It was my first book from the author, but I’m very sure it won’t be the last. I liked all the stories, but there were some that I just fell in love with. The first one I loved was Designing Sam, so beautiful. Making Connections and Variations were also among the ones I loved the most, but every single one had something to like about it.
There is a little bit of everything, there is laughs, love, pain, sadness, sweetness, but most of all there is hope, there was always hope in every story. It was a lovely book, I couldn’t recommend it enough. It was a joy to read.
Despite being YA, these stories don’t speak down to their audience. I could relate to a lot of what was written from my own teenage years and it’s rare I find that level of authenticity in any story. Kira Harp is certainly a master at speaking to a young adult audience and I would absolutely recommend this to any teenager struggling with their sexual orientation or gender identity. I also recommend it for adults as well – these stories transcend the label of YA and are something everyone can read and enjoy.

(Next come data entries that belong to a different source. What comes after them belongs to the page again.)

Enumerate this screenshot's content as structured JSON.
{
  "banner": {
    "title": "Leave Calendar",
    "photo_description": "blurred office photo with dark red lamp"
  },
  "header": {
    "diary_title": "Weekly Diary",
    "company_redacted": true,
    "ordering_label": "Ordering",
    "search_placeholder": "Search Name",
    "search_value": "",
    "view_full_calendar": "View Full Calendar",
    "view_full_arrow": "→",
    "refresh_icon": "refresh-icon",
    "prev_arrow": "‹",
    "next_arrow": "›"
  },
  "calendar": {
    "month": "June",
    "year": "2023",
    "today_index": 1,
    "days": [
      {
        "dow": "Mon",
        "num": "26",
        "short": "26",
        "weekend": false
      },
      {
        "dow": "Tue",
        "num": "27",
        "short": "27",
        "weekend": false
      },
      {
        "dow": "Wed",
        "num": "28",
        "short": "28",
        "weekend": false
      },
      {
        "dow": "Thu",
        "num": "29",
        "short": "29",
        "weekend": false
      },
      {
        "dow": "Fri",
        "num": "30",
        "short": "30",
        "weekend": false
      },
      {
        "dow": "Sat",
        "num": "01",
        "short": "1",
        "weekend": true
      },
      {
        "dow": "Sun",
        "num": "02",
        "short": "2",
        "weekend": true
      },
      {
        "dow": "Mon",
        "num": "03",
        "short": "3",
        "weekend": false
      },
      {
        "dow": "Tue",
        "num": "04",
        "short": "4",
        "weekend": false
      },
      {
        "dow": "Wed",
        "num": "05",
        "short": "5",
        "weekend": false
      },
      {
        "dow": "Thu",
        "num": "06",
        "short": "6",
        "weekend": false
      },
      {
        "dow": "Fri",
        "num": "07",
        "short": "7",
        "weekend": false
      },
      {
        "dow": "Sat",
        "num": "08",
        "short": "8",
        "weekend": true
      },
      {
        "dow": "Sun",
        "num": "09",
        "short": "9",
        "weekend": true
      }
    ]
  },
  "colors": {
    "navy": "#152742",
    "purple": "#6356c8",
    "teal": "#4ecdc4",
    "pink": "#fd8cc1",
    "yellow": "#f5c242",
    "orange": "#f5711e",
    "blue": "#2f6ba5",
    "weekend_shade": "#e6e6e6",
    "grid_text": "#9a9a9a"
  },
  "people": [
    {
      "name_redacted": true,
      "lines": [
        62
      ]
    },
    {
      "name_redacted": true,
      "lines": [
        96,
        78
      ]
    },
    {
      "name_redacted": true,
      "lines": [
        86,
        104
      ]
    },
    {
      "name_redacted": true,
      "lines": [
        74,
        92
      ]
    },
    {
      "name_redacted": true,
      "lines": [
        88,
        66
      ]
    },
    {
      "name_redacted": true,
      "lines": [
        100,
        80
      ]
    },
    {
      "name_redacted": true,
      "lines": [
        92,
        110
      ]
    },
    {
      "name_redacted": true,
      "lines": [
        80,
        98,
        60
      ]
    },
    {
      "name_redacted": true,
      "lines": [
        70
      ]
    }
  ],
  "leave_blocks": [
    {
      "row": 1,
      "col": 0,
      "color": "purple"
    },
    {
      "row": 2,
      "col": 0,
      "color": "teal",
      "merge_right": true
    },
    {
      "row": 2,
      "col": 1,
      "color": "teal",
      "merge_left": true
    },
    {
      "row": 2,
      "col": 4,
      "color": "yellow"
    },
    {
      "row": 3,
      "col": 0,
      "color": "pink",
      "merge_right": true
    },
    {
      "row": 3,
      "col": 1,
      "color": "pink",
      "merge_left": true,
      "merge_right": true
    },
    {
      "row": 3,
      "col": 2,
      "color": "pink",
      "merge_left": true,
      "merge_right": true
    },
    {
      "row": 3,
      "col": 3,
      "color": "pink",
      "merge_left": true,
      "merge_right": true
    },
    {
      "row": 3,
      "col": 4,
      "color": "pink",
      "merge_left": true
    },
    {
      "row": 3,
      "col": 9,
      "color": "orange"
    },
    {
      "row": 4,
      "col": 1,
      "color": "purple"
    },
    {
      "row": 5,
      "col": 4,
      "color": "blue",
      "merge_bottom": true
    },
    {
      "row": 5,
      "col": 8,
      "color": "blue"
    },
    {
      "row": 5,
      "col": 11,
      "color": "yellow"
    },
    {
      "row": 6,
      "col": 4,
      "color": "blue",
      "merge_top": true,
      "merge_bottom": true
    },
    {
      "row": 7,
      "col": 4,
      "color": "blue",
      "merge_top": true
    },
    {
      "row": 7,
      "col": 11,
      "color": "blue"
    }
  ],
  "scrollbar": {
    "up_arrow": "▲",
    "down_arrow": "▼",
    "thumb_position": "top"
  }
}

I would have rated almost all of the stories four or five stars, but Designing Sam was easily my favorite. I haven’t been moved to tears at a book for a long time, but this honest depiction of a trans teenager struggling with family and identity in a realistic manner really moved me. In a genre where sometimes we are so eager to get our HEA that we make families overwhelmingly accepting, it was good to see a parent in denial and a situation that wasn’t wrapped up neatly with a bow on top. It’s a stark reminder that we have a lot of work to do as a community to increase acceptance and awareness of LGBTQ issues.
I think you should go and download this book right now. I think you should spend a couple of hours pouring over these stories, reading even the ones that fall outside of your typical reading diet. Then pass it on to a young person you know who needs to understand that they are not alone in the world. These positive yet realistic stories could literally change a life.

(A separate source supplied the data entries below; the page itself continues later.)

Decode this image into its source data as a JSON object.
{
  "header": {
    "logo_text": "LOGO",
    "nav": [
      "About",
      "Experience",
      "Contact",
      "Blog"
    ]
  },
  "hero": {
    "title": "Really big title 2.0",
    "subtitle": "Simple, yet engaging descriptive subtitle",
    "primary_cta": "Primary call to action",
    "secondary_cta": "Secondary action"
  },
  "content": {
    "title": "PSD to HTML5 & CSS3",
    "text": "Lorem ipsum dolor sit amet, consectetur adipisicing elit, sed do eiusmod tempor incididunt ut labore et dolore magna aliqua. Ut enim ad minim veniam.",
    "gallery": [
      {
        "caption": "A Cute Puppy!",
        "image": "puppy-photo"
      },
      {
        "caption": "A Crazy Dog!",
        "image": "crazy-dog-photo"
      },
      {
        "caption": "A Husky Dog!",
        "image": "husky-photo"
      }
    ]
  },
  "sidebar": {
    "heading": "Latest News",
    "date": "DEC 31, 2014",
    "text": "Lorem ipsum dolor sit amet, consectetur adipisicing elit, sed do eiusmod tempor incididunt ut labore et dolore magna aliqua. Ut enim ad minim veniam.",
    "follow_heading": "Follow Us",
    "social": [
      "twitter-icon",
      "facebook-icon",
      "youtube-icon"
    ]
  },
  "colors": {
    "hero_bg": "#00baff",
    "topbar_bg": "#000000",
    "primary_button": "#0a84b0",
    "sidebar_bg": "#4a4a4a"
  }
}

: I usually do individual reviews on anthologies but this was a short stories connection and I felt like I could not properly review each story without spoilers so I decided to just do an overall review.
I thought this was a very sweet collection of stories about the LGBT youth and community. There is something for everyone.

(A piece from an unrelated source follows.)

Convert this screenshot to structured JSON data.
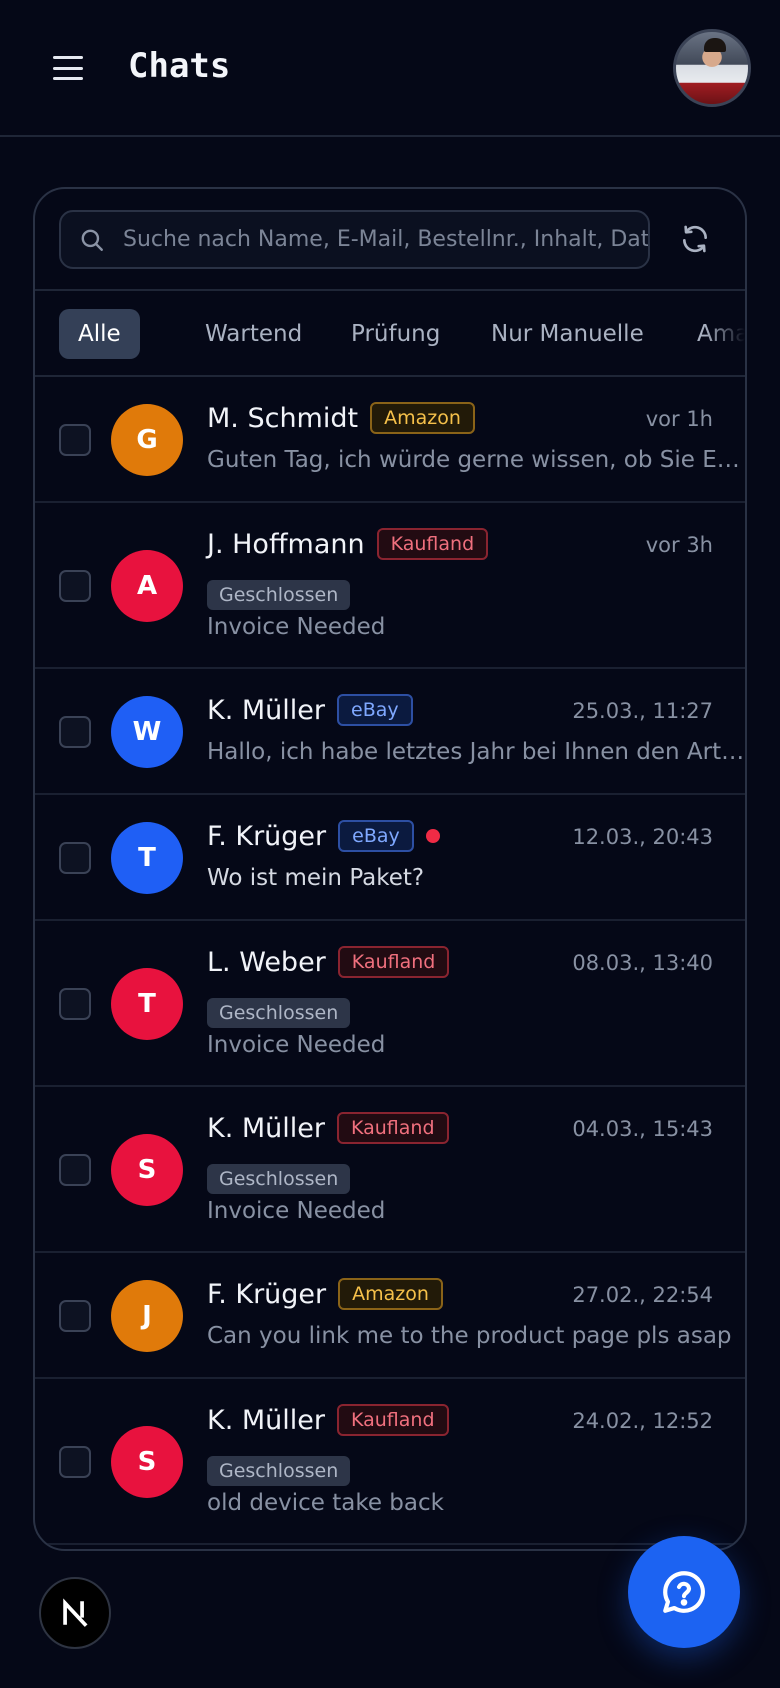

If you like short stories, LGBT young adult, coming out, dealing with life issues and many more conflicts this is for you!
My favorite stories are Designing Sam (which made me cry more than once), Oblivious, Behind Door Number Two..., Making Connections and Doubts and Darkness.